STORED DATA section start
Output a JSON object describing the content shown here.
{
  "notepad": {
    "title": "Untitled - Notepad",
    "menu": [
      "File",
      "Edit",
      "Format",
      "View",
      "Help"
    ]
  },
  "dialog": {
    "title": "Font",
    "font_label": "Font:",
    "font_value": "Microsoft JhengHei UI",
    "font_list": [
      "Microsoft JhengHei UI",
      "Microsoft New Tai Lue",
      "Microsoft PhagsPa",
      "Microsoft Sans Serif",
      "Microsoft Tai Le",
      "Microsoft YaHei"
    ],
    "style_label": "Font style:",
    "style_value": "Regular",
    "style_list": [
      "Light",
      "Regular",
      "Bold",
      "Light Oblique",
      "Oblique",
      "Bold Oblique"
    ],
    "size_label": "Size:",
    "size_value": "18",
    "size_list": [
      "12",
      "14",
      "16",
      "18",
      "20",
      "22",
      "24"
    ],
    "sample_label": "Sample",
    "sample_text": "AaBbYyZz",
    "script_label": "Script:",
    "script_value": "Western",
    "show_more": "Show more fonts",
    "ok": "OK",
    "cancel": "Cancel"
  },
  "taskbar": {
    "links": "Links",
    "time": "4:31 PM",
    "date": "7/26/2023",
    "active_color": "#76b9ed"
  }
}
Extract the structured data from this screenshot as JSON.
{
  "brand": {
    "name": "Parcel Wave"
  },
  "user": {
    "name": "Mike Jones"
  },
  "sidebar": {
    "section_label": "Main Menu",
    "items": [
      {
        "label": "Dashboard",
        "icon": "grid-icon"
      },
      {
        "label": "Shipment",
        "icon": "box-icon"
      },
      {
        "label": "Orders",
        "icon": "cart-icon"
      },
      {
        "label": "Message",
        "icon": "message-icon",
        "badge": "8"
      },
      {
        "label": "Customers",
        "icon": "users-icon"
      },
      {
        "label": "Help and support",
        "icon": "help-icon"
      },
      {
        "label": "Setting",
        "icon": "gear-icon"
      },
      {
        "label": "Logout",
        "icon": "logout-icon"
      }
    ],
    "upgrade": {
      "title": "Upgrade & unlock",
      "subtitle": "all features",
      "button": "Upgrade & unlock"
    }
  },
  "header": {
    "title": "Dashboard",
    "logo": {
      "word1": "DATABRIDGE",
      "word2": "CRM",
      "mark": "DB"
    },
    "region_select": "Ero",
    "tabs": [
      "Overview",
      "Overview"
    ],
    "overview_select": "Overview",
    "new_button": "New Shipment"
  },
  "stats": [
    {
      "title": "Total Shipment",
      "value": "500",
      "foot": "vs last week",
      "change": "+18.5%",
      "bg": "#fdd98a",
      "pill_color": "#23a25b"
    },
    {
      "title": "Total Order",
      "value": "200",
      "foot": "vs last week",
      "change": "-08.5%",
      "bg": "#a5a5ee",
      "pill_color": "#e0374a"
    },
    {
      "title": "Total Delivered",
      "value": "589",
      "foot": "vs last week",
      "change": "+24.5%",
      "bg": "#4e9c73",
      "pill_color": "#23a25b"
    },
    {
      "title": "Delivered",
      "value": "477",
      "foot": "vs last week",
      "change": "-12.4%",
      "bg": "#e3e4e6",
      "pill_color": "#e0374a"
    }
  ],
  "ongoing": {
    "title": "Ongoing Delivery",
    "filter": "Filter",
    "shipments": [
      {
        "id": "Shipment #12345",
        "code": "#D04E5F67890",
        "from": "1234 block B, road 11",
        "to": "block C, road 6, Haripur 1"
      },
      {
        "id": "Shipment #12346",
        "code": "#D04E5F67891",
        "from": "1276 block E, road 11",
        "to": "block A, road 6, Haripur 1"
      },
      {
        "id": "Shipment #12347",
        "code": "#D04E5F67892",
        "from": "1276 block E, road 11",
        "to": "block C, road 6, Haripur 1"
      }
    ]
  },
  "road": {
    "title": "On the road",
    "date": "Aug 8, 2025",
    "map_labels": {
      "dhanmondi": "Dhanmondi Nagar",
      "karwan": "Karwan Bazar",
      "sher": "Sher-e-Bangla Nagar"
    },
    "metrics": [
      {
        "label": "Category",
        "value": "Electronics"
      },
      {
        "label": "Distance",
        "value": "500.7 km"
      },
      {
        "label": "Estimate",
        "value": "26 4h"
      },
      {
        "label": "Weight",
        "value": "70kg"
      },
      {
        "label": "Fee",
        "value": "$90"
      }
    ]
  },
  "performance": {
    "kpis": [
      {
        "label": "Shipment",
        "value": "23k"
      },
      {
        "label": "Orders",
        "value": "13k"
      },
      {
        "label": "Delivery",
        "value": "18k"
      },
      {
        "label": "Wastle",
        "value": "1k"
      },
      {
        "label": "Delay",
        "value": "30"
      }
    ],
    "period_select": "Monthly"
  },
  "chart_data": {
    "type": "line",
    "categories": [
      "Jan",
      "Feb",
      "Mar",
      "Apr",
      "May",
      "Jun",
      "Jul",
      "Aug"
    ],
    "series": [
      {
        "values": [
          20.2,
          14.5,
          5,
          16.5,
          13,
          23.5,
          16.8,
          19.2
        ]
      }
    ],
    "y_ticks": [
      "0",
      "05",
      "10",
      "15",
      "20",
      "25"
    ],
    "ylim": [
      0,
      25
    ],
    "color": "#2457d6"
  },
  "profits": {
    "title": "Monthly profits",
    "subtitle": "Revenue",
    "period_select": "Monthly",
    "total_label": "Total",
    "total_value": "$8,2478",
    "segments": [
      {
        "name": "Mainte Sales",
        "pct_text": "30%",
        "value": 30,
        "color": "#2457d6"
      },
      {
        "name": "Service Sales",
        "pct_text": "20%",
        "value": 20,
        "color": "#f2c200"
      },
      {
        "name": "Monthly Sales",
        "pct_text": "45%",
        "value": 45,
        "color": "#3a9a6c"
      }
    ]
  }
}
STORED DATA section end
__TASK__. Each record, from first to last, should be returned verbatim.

__COMPLETED EXERCISE__.
Output a JSON object describing the content shown here.
{
  "notepad": {
    "title": "Untitled - Notepad",
    "menu": [
      "File",
      "Edit",
      "Format",
      "View",
      "Help"
    ]
  },
  "dialog": {
    "title": "Font",
    "font_label": "Font:",
    "font_value": "Microsoft JhengHei UI",
    "font_list": [
      "Microsoft JhengHei UI",
      "Microsoft New Tai Lue",
      "Microsoft PhagsPa",
      "Microsoft Sans Serif",
      "Microsoft Tai Le",
      "Microsoft YaHei"
    ],
    "style_label": "Font style:",
    "style_value": "Regular",
    "style_list": [
      "Light",
      "Regular",
      "Bold",
      "Light Oblique",
      "Oblique",
      "Bold Oblique"
    ],
    "size_label": "Size:",
    "size_value": "18",
    "size_list": [
      "12",
      "14",
      "16",
      "18",
      "20",
      "22",
      "24"
    ],
    "sample_label": "Sample",
    "sample_text": "AaBbYyZz",
    "script_label": "Script:",
    "script_value": "Western",
    "show_more": "Show more fonts",
    "ok": "OK",
    "cancel": "Cancel"
  },
  "taskbar": {
    "links": "Links",
    "time": "4:31 PM",
    "date": "7/26/2023",
    "active_color": "#76b9ed"
  }
}
Extract the structured data from this screenshot as JSON.
{
  "brand": {
    "name": "Parcel Wave"
  },
  "user": {
    "name": "Mike Jones"
  },
  "sidebar": {
    "section_label": "Main Menu",
    "items": [
      {
        "label": "Dashboard",
        "icon": "grid-icon"
      },
      {
        "label": "Shipment",
        "icon": "box-icon"
      },
      {
        "label": "Orders",
        "icon": "cart-icon"
      },
      {
        "label": "Message",
        "icon": "message-icon",
        "badge": "8"
      },
      {
        "label": "Customers",
        "icon": "users-icon"
      },
      {
        "label": "Help and support",
        "icon": "help-icon"
      },
      {
        "label": "Setting",
        "icon": "gear-icon"
      },
      {
        "label": "Logout",
        "icon": "logout-icon"
      }
    ],
    "upgrade": {
      "title": "Upgrade & unlock",
      "subtitle": "all features",
      "button": "Upgrade & unlock"
    }
  },
  "header": {
    "title": "Dashboard",
    "logo": {
      "word1": "DATABRIDGE",
      "word2": "CRM",
      "mark": "DB"
    },
    "region_select": "Ero",
    "tabs": [
      "Overview",
      "Overview"
    ],
    "overview_select": "Overview",
    "new_button": "New Shipment"
  },
  "stats": [
    {
      "title": "Total Shipment",
      "value": "500",
      "foot": "vs last week",
      "change": "+18.5%",
      "bg": "#fdd98a",
      "pill_color": "#23a25b"
    },
    {
      "title": "Total Order",
      "value": "200",
      "foot": "vs last week",
      "change": "-08.5%",
      "bg": "#a5a5ee",
      "pill_color": "#e0374a"
    },
    {
      "title": "Total Delivered",
      "value": "589",
      "foot": "vs last week",
      "change": "+24.5%",
      "bg": "#4e9c73",
      "pill_color": "#23a25b"
    },
    {
      "title": "Delivered",
      "value": "477",
      "foot": "vs last week",
      "change": "-12.4%",
      "bg": "#e3e4e6",
      "pill_color": "#e0374a"
    }
  ],
  "ongoing": {
    "title": "Ongoing Delivery",
    "filter": "Filter",
    "shipments": [
      {
        "id": "Shipment #12345",
        "code": "#D04E5F67890",
        "from": "1234 block B, road 11",
        "to": "block C, road 6, Haripur 1"
      },
      {
        "id": "Shipment #12346",
        "code": "#D04E5F67891",
        "from": "1276 block E, road 11",
        "to": "block A, road 6, Haripur 1"
      },
      {
        "id": "Shipment #12347",
        "code": "#D04E5F67892",
        "from": "1276 block E, road 11",
        "to": "block C, road 6, Haripur 1"
      }
    ]
  },
  "road": {
    "title": "On the road",
    "date": "Aug 8, 2025",
    "map_labels": {
      "dhanmondi": "Dhanmondi Nagar",
      "karwan": "Karwan Bazar",
      "sher": "Sher-e-Bangla Nagar"
    },
    "metrics": [
      {
        "label": "Category",
        "value": "Electronics"
      },
      {
        "label": "Distance",
        "value": "500.7 km"
      },
      {
        "label": "Estimate",
        "value": "26 4h"
      },
      {
        "label": "Weight",
        "value": "70kg"
      },
      {
        "label": "Fee",
        "value": "$90"
      }
    ]
  },
  "performance": {
    "kpis": [
      {
        "label": "Shipment",
        "value": "23k"
      },
      {
        "label": "Orders",
        "value": "13k"
      },
      {
        "label": "Delivery",
        "value": "18k"
      },
      {
        "label": "Wastle",
        "value": "1k"
      },
      {
        "label": "Delay",
        "value": "30"
      }
    ],
    "period_select": "Monthly"
  },
  "chart_data": {
    "type": "line",
    "categories": [
      "Jan",
      "Feb",
      "Mar",
      "Apr",
      "May",
      "Jun",
      "Jul",
      "Aug"
    ],
    "series": [
      {
        "values": [
          20.2,
          14.5,
          5,
          16.5,
          13,
          23.5,
          16.8,
          19.2
        ]
      }
    ],
    "y_ticks": [
      "0",
      "05",
      "10",
      "15",
      "20",
      "25"
    ],
    "ylim": [
      0,
      25
    ],
    "color": "#2457d6"
  },
  "profits": {
    "title": "Monthly profits",
    "subtitle": "Revenue",
    "period_select": "Monthly",
    "total_label": "Total",
    "total_value": "$8,2478",
    "segments": [
      {
        "name": "Mainte Sales",
        "pct_text": "30%",
        "value": 30,
        "color": "#2457d6"
      },
      {
        "name": "Service Sales",
        "pct_text": "20%",
        "value": 20,
        "color": "#f2c200"
      },
      {
        "name": "Monthly Sales",
        "pct_text": "45%",
        "value": 45,
        "color": "#3a9a6c"
      }
    ]
  }
}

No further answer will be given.